Feeding barking dogs and cleaning numerous litter boxes does not sound like anyone's idea of a dream job, but Judy Hallmark, who was honored Thursday for 25 years of service to the county's animals at the Erath County Humane Society, said while those aren't her favorite parts of the job, she wouldn't want to do anything else.
"I don't know if this is a dream job, there are lots of hard days, but I'm here and it's what I love to do," she said. "I think it's so important to match owners with animals that are meant for each other and helping the ones we can."
Hallmark began her career with Erath County as an animal control officer and made the move to the Humane Society about five years later.
"I was at the animal shelter all the time, dropping off animals, and I guess they just decided to let me stay and run the place," Hallmark recalls.
She was later trained by Dr. KD Dorris to euthanize animals when the county realized it was more cost effective than having a local vet come and do it. And while it is by far one of her least favorite parts of the job, Hallmark said sometimes it is a necessary evil. She said she hates to "put down" animals but sometimes it is the only way.
"People think that if an animal is brought in here and the owner is not found there is some kind of countdown to save them or we kill them all," Hallmark said. "But that's not the way it is. Yes, if they are sick or injured beyond the point of help, or if the animal is very aggressive then sometimes we don't have a choice. But that's not our go-to answer for animals."
Hallmark works tirelessly to help animals stay healthy and socialized so that they are quickly adopted. But even if it takes months, she does not give up on them. City employees recalled a time when Hallmark kept a small dog for nine months until it could be adopted.
There are also other solutions including rescues and other counties. However, more times than not, it's Erath County taking on animals from other counties because Hallmark is known as one of the best.
She is a big advocate of spaying and neutering animals, and the shelter even offers a coupon to help offset the cost of the procedures to owners who adopt from the shelter. Hallmark said this was one project she has focused on because it is so important in helping control the animal population.

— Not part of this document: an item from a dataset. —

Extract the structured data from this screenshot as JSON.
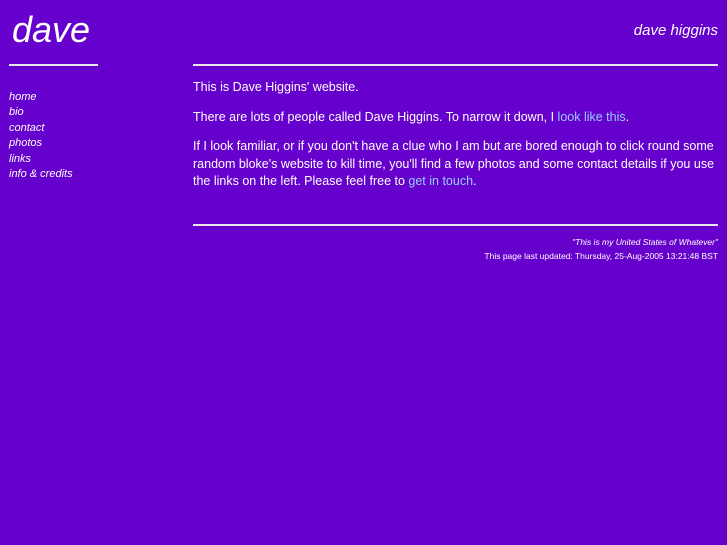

"I think it's one of the biggest things we've done since I've been here," she said. "I've noticed that the number of animals brought in by the animal control officers or by residents that are truly strays has gone down dramatically since I've started here. I think it is in large part due to the push to have animals spayed and neutered."
Hallmark said she has seen some extremely bad cases of neglect and abuse over the years, but one of the worst was a dog that was tied outside in the summer sun for a number of months. She said the sun had, for lack of a better word, cooked the dog's back.
"I worked with him for months, cleaning the skin and keeping medicine on him," she remembered. "I think after about two months, when all his hair grew back and he was healthy again, we were able to match him up with a great family who loved him."
She said matching animals with owners who will love them for a lifetime are the most rewarding moments of the job.
"When you know you've placed an animal with someone who will make them part of their family and who will always love and take care of them, that I think is the best part of my job here," Hallmark said. "This is a hard job and it's not for everyone. Some people think because they love animals they should get into this business, but it's a hard job. You have to deal with the public and with hard cases. But the good times will always outweigh the bad."
She said the reason she has been able to do the job so long is because she's learned to not take the job home with her.
"You can't let this be a job you take home with you, you can't go home every night and focus on every single case," Hallmark said. "I know some people don't like me, but what would this town be without the humane society? I know my job makes a difference and I see it when I see someone who has a dog or a cat from us and it's changed their lives for the better."